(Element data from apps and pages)
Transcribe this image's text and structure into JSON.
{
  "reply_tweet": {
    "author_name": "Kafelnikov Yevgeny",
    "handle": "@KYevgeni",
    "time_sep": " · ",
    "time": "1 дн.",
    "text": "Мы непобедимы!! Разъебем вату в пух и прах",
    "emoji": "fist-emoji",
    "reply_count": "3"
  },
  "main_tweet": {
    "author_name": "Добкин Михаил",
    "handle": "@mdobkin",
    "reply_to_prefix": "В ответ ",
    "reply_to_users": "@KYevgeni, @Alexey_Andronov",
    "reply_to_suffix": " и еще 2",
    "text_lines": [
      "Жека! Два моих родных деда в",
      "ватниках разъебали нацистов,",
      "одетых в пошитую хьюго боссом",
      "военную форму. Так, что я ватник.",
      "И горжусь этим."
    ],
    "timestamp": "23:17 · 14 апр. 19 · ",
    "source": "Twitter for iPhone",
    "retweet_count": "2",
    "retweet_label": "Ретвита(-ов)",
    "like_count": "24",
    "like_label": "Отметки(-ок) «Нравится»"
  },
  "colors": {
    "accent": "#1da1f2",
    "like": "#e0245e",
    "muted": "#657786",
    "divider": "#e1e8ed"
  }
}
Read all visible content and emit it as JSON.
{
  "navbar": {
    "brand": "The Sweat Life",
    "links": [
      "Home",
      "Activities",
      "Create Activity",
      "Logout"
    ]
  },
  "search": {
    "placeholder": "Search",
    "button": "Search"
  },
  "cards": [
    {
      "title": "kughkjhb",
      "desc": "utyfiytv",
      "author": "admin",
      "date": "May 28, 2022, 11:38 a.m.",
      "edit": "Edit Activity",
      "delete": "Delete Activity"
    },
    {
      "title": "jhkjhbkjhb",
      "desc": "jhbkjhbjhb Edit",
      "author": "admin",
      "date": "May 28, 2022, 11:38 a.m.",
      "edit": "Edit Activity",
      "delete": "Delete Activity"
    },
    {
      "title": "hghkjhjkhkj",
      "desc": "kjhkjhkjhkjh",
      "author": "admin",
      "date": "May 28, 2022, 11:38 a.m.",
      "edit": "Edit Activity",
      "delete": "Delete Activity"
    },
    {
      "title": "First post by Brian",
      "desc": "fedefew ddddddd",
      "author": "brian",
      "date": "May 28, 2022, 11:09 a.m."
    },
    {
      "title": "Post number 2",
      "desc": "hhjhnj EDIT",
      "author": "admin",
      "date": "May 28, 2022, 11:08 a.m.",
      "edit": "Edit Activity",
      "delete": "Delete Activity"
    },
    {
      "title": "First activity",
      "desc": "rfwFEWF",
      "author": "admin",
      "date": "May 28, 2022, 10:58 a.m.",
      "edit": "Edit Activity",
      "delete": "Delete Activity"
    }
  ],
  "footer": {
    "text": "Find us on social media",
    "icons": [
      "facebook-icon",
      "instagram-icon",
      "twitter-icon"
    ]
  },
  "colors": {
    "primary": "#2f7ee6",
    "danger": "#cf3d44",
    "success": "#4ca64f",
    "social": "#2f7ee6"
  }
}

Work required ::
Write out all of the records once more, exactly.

The completed task ::
Transcribe this image's text and structure into JSON.
{
  "reply_tweet": {
    "author_name": "Kafelnikov Yevgeny",
    "handle": "@KYevgeni",
    "time_sep": " · ",
    "time": "1 дн.",
    "text": "Мы непобедимы!! Разъебем вату в пух и прах",
    "emoji": "fist-emoji",
    "reply_count": "3"
  },
  "main_tweet": {
    "author_name": "Добкин Михаил",
    "handle": "@mdobkin",
    "reply_to_prefix": "В ответ ",
    "reply_to_users": "@KYevgeni, @Alexey_Andronov",
    "reply_to_suffix": " и еще 2",
    "text_lines": [
      "Жека! Два моих родных деда в",
      "ватниках разъебали нацистов,",
      "одетых в пошитую хьюго боссом",
      "военную форму. Так, что я ватник.",
      "И горжусь этим."
    ],
    "timestamp": "23:17 · 14 апр. 19 · ",
    "source": "Twitter for iPhone",
    "retweet_count": "2",
    "retweet_label": "Ретвита(-ов)",
    "like_count": "24",
    "like_label": "Отметки(-ок) «Нравится»"
  },
  "colors": {
    "accent": "#1da1f2",
    "like": "#e0245e",
    "muted": "#657786",
    "divider": "#e1e8ed"
  }
}
Read all visible content and emit it as JSON.
{
  "navbar": {
    "brand": "The Sweat Life",
    "links": [
      "Home",
      "Activities",
      "Create Activity",
      "Logout"
    ]
  },
  "search": {
    "placeholder": "Search",
    "button": "Search"
  },
  "cards": [
    {
      "title": "kughkjhb",
      "desc": "utyfiytv",
      "author": "admin",
      "date": "May 28, 2022, 11:38 a.m.",
      "edit": "Edit Activity",
      "delete": "Delete Activity"
    },
    {
      "title": "jhkjhbkjhb",
      "desc": "jhbkjhbjhb Edit",
      "author": "admin",
      "date": "May 28, 2022, 11:38 a.m.",
      "edit": "Edit Activity",
      "delete": "Delete Activity"
    },
    {
      "title": "hghkjhjkhkj",
      "desc": "kjhkjhkjhkjh",
      "author": "admin",
      "date": "May 28, 2022, 11:38 a.m.",
      "edit": "Edit Activity",
      "delete": "Delete Activity"
    },
    {
      "title": "First post by Brian",
      "desc": "fedefew ddddddd",
      "author": "brian",
      "date": "May 28, 2022, 11:09 a.m."
    },
    {
      "title": "Post number 2",
      "desc": "hhjhnj EDIT",
      "author": "admin",
      "date": "May 28, 2022, 11:08 a.m.",
      "edit": "Edit Activity",
      "delete": "Delete Activity"
    },
    {
      "title": "First activity",
      "desc": "rfwFEWF",
      "author": "admin",
      "date": "May 28, 2022, 10:58 a.m.",
      "edit": "Edit Activity",
      "delete": "Delete Activity"
    }
  ],
  "footer": {
    "text": "Find us on social media",
    "icons": [
      "facebook-icon",
      "instagram-icon",
      "twitter-icon"
    ]
  },
  "colors": {
    "primary": "#2f7ee6",
    "danger": "#cf3d44",
    "success": "#4ca64f",
    "social": "#2f7ee6"
  }
}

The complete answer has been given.